Lucius Fox

Chief Executive Officer of Wayne Enterprises

life:

April 12, 1945: Franklin Delano Roosevelt, 32nd president of the United States, dies of a cerebral hemorrhage.

Pictured: President Franklin Roosevelt listens to a speech during the annual Jackson Day fundraising dinner in Washington, DC. Originally published in the January 24, 1938, issue of LIFE.

(see more photos here)

Posted at 6:07pm and tagged with: FDR, Presidents, Franklin D. Roosevelt, Portrait, History,.

life:

April 12, 1945: Franklin Delano Roosevelt, 32nd president of the United States, dies of a cerebral hemorrhage.
Pictured: President Franklin Roosevelt listens to a speech during the annual Jackson Day fundraising dinner in Washington, DC. Originally published in the January 24, 1938, issue of LIFE.
(see more photos here)

ourpresidents:

“This is the first instance of a woman being appointed to a Cabinet position.”

todaysdocument:

First woman Cabinet member

President Franklin D. Roosevelt notified the U.S. Senate on March 4, 1933, that he had nominated Frances Perkins of New York to be Secretary of Labor. She was confirmed in this position and became the first woman appointed to a Cabinet position. She was the longest serving Labor secretary, serving for 12 years between 1933 and 1945. She was also the first woman to enter the Presidential Line of Succession.

Nomination of Frances Perkins as Secretary of Labor, 03/04/1933

Posted at 1:20pm and tagged with: Frances Perkins, FDR, women's history, Franklin D. Roosevelt,.

ourpresidents:


“This is the first instance of a woman being appointed to a Cabinet position.”

todaysdocument:

First woman Cabinet member
President Franklin D. Roosevelt notified the U.S. Senate on March 4, 1933, that he had nominated Frances Perkins of New York to be Secretary of Labor. She was confirmed in this position and became the first woman appointed to a Cabinet position. She was the longest serving Labor secretary, serving for 12 years between 1933 and 1945. She was also the first woman to enter the Presidential Line of Succession.

Nomination of Frances Perkins as Secretary of Labor, 03/04/1933

life:

Happy Birthday FDR“The only thing we have to fear is fear itself.”

Those words, so frequently repeated and even parodied since originally uttered, might have lost a bit of their power over the decades. But when first broadcast in 1933, they stirred a nation — not least because the man who spoke them, Franklin Delano Roosevelt, led by example, fearlessly facing down soul-crushing personal adversity and formidable enemies to guide America through two of the darkest crises of the 20th century.

(read more20 Legends Who Shook the World)

Posted at 12:26pm and tagged with: Franklin Roosevelt, FDR, President Franklin Roosevelt,.

life:

Happy Birthday FDR — “The only thing we have to fear is fear itself.” 
Those words, so frequently repeated and even parodied since originally uttered, might have lost a bit of their power over the decades.
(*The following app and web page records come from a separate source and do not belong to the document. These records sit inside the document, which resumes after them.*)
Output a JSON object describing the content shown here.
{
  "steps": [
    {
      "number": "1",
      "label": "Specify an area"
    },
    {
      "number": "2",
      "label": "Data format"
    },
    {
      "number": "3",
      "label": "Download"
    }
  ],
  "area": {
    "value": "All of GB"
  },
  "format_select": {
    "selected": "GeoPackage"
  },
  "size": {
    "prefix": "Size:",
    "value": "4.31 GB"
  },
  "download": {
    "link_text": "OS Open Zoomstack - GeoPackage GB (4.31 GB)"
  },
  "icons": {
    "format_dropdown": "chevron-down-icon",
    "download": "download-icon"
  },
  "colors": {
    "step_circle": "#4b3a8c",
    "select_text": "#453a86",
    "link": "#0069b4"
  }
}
But when first broadcast in 1933, they stirred a nation — not least because the man who spoke them, Franklin Delano Roosevelt, led by example, fearlessly facing down soul-crushing personal adversity and formidable enemies to guide America through two of the darkest crises of the 20th century.
(read more — 20 Legends Who Shook the World)

todaysdocument:

President Franklin Roosevelt delivered his “Four Freedoms” speech on January 6, 1941, named for his ”four essential human freedoms,”: freedom of speech, freedom of worship, freedom from want, and freedom from fear. As America became engaged in World War II, painter Norman Rockwell did a series of paintings illustrating the four freedoms as international goals that went beyond just defeating the Axis powers.

Posted at 11:30am and tagged with: History, 1940s, FDR, Four Freedoms, Franklin Roosevelt, Norman Rockwell, State of the Union, World War II, presidential address,.

todaysdocument:

President Franklin Roosevelt delivered his “Four Freedoms” speech on January 6, 1941, named for his ”four essential human freedoms,”:  freedom of speech, freedom of worship, freedom from want, and freedom from fear. As America became engaged in World War II, painter Norman Rockwell did a series of paintings illustrating the four freedoms as international goals that went beyond just defeating the Axis powers.